(INFORMATION SUPPLIED Opens)

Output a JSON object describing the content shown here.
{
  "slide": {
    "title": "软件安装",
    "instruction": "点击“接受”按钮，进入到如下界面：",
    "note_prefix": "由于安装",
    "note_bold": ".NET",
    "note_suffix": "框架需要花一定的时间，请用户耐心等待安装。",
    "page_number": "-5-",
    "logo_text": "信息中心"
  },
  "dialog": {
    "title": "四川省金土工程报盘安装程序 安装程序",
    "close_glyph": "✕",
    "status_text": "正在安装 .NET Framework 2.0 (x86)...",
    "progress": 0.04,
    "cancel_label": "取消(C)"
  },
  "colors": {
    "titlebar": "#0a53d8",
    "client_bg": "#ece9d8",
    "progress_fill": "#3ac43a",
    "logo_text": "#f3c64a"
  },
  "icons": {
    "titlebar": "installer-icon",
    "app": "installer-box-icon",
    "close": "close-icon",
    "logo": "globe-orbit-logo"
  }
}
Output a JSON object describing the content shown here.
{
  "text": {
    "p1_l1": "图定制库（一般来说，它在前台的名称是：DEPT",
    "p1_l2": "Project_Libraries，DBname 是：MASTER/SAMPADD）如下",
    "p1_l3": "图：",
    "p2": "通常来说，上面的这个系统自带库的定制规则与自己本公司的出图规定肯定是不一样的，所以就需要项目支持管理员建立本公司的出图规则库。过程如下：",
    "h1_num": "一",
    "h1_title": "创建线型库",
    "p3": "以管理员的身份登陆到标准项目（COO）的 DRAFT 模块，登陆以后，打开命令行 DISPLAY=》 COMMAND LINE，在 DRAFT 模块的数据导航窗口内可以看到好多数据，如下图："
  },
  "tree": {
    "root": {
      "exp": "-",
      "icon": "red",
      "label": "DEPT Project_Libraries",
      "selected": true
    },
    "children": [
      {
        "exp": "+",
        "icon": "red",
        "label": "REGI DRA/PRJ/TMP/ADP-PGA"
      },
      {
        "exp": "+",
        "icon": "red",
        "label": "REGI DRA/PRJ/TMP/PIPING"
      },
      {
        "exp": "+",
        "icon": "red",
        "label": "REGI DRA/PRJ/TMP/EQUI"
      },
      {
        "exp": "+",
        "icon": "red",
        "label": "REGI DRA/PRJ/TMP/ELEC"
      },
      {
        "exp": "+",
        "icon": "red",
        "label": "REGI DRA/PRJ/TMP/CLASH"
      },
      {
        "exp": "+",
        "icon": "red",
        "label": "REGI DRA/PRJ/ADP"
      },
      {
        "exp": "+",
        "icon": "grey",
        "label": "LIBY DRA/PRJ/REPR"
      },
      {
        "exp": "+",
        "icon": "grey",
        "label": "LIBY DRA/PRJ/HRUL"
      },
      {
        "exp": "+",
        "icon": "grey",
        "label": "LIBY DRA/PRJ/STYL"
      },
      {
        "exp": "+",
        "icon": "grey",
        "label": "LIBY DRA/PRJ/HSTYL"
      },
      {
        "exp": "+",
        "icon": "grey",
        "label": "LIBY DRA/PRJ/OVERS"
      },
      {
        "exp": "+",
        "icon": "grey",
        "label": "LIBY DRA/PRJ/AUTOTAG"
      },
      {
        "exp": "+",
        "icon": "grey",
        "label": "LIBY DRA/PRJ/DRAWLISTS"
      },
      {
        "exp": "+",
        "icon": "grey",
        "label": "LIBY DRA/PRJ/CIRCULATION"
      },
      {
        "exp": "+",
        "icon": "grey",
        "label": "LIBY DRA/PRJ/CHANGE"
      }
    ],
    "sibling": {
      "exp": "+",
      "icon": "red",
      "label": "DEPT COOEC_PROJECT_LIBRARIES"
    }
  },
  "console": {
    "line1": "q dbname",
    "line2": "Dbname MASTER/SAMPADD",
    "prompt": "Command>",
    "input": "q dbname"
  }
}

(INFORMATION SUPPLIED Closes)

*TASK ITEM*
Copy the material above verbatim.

*EXERCISE SOLUTION*
Output a JSON object describing the content shown here.
{
  "slide": {
    "title": "软件安装",
    "instruction": "点击“接受”按钮，进入到如下界面：",
    "note_prefix": "由于安装",
    "note_bold": ".NET",
    "note_suffix": "框架需要花一定的时间，请用户耐心等待安装。",
    "page_number": "-5-",
    "logo_text": "信息中心"
  },
  "dialog": {
    "title": "四川省金土工程报盘安装程序 安装程序",
    "close_glyph": "✕",
    "status_text": "正在安装 .NET Framework 2.0 (x86)...",
    "progress": 0.04,
    "cancel_label": "取消(C)"
  },
  "colors": {
    "titlebar": "#0a53d8",
    "client_bg": "#ece9d8",
    "progress_fill": "#3ac43a",
    "logo_text": "#f3c64a"
  },
  "icons": {
    "titlebar": "installer-icon",
    "app": "installer-box-icon",
    "close": "close-icon",
    "logo": "globe-orbit-logo"
  }
}
Output a JSON object describing the content shown here.
{
  "text": {
    "p1_l1": "图定制库（一般来说，它在前台的名称是：DEPT",
    "p1_l2": "Project_Libraries，DBname 是：MASTER/SAMPADD）如下",
    "p1_l3": "图：",
    "p2": "通常来说，上面的这个系统自带库的定制规则与自己本公司的出图规定肯定是不一样的，所以就需要项目支持管理员建立本公司的出图规则库。过程如下：",
    "h1_num": "一",
    "h1_title": "创建线型库",
    "p3": "以管理员的身份登陆到标准项目（COO）的 DRAFT 模块，登陆以后，打开命令行 DISPLAY=》 COMMAND LINE，在 DRAFT 模块的数据导航窗口内可以看到好多数据，如下图："
  },
  "tree": {
    "root": {
      "exp": "-",
      "icon": "red",
      "label": "DEPT Project_Libraries",
      "selected": true
    },
    "children": [
      {
        "exp": "+",
        "icon": "red",
        "label": "REGI DRA/PRJ/TMP/ADP-PGA"
      },
      {
        "exp": "+",
        "icon": "red",
        "label": "REGI DRA/PRJ/TMP/PIPING"
      },
      {
        "exp": "+",
        "icon": "red",
        "label": "REGI DRA/PRJ/TMP/EQUI"
      },
      {
        "exp": "+",
        "icon": "red",
        "label": "REGI DRA/PRJ/TMP/ELEC"
      },
      {
        "exp": "+",
        "icon": "red",
        "label": "REGI DRA/PRJ/TMP/CLASH"
      },
      {
        "exp": "+",
        "icon": "red",
        "label": "REGI DRA/PRJ/ADP"
      },
      {
        "exp": "+",
        "icon": "grey",
        "label": "LIBY DRA/PRJ/REPR"
      },
      {
        "exp": "+",
        "icon": "grey",
        "label": "LIBY DRA/PRJ/HRUL"
      },
      {
        "exp": "+",
        "icon": "grey",
        "label": "LIBY DRA/PRJ/STYL"
      },
      {
        "exp": "+",
        "icon": "grey",
        "label": "LIBY DRA/PRJ/HSTYL"
      },
      {
        "exp": "+",
        "icon": "grey",
        "label": "LIBY DRA/PRJ/OVERS"
      },
      {
        "exp": "+",
        "icon": "grey",
        "label": "LIBY DRA/PRJ/AUTOTAG"
      },
      {
        "exp": "+",
        "icon": "grey",
        "label": "LIBY DRA/PRJ/DRAWLISTS"
      },
      {
        "exp": "+",
        "icon": "grey",
        "label": "LIBY DRA/PRJ/CIRCULATION"
      },
      {
        "exp": "+",
        "icon": "grey",
        "label": "LIBY DRA/PRJ/CHANGE"
      }
    ],
    "sibling": {
      "exp": "+",
      "icon": "red",
      "label": "DEPT COOEC_PROJECT_LIBRARIES"
    }
  },
  "console": {
    "line1": "q dbname",
    "line2": "Dbname MASTER/SAMPADD",
    "prompt": "Command>",
    "input": "q dbname"
  }
}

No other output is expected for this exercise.